Paul Gan the director of "The Boy Who Rocked the World".
If you're a filmmaker or simply a film aficionado, attending the Sundance Film Festival at some point in your life must definitely be on your bucket list. Well, 28-year-old up and coming Malaysian filmmaker, Paul Gan Yew Hoe, got to experience the festival first-hand, thanks to his winning short film entry, "The Boy Who Rocked the World" which was submitted to the Astro's Sundance Channel Short Film Contest last year.
Calling his entry "creative, imaginative and extremely well executed", the impressive panel of judges which picked Gan's submission was made up by the big wigs of AMC & Sundance Channel Global and Astro, "The Journey" director Chiu Keng Guan, executive producer Gayatri Su Lin Pillai, "Istanbul Aku Datang!" producer Lina Tan, local director James Lee and actor-director Afdlin Shauki.
You would think that this Malacca born lad who credits the Wachowski siblings' "The Matrix" for opening his eyes to the filmmaking world, would come up with something sort of similar for his winning film. But no, instead the broadcasting degree holder from UTAR (Universiti Tunku Abdul Rahman) drew the idea based on his real life experiences as a young boy with big dreams, growing up in a poor background in a small town.
We managed to chat with Paul before his short film airs this Merdeka Day on Monday, 31 August 2015, 7pm on the Sundance Channel HD (Astro Channel 438), and here's what he told us about "The Boy Who Rocked the World" and attending the 2015 Sundance Film Festival.
Paul, the crew and his star, Faid, on set.
Hi Paul. Tell what's your short film about?
Paul Gan: It's a story of a little boy from a rural town that has a passion for rock music. He has to face the harsh reality too as he gets bullied a lot and people misunderstand him. So to get away from all this he uses his imagination and gets himself immersed into music.
Is the boy in the story a reflection of yourself?
Yes, in a major way he is. I grew up in Malacca and I was not born with a silver spoon. There were times when I only had one ringgit in my pocket. I lived with Malay community around me and that's how I came to do the story. It's a reflection of my younger self and my surroundings.

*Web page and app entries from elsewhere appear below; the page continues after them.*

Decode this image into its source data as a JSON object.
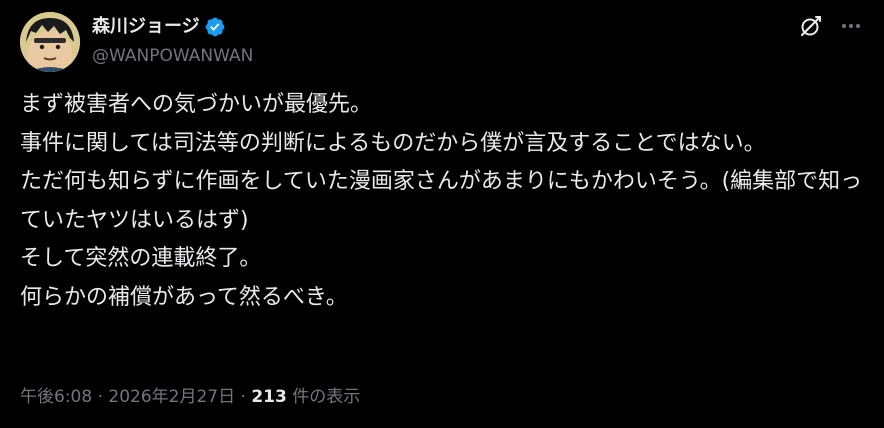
{
  "author": {
    "display_name": "森川ジョージ",
    "handle": "@WANPOWANWAN",
    "verified": true
  },
  "icons": {
    "grok": "grok-icon",
    "more": "more-icon",
    "verified": "verified-badge-icon",
    "avatar": "avatar-image"
  },
  "colors": {
    "background": "#000000",
    "text": "#e7e9ea",
    "secondary": "#71767b",
    "verified": "#1d9bf0"
  },
  "tweet": {
    "text": "まず被害者への気づかいが最優先。\n事件に関しては司法等の判断によるものだから僕が言及することではない。\nただ何も知らずに作画をしていた漫画家さんがあまりにもかわいそう。(編集部で知っていたヤツはいるはず)\nそして突然の連載終了。\n何らかの補償があって然るべき。"
  },
  "meta": {
    "time": "午後6:08",
    "separator1": " · ",
    "date": "2026年2月27日",
    "separator2": " · ",
    "views_count": "213",
    "views_label": " 件の表示"
  }
}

How did you managed to get such a good lead for your film?
The boys who rocked the world?
Well, I guess if you want to convince people to watch your film, then you have to also convince them that your actors are not really acting. You have to make them believe that the film is real. So I had to find people who could really portray that. When we were drafting the script for the lead, I was thinking that I needed a boy who could really act with good motor skills and one that could act well with his expressions - internally. So there was that challenge. We made a few calls and we ended up on a phone call with Mano Maniam, and he linked us to the Actor's Studio. The Actor's Studio introduced us to a bunch of kids and we auditioned them to finally find our boy.
What was the Sundance Festival like?
I was there for four days and three nights and James Franco was there too, but I never really bumped into him! I think the celebrities hide themselves really well! Also I was at one of the forums where George Lucas and Robert Redford were speaking too. But then again, my heroes are actually people behind the camera. I met Harry Gregson-Williams, the famous film score composer. The other person I was really excited to meet was Louie Psihoyos the director of the documentary, "The Cove".
What made you want to join the competition?
I just wanted to see how far the film can go as I wrote it as something that people can relate too. So I submitted my entry to see how well it would go.
Shooting a night scene in KL.
So what's next for you?
I have another short film coming up. I want to prepare the concept and get the story right before I venture into making a full-length feature film, hence I'm doing another short film. It will be a film about a mute family that's based on a true story.
As a winner of a short film contest that has gotten him to the Sundance Film festival, what's your advice to new and hopeful filmmakers?
I have a very weird advice. People always get very caught up in the story while watching a film. So I would say to read, because that would help your mind to open up and have more depth when telling the story. This will give you a much better perspective. I believe that that's actually the problem here, people don't really read and everything is so standardised. You are a product of what's in your mind.
Cinema Online, 27 August 2015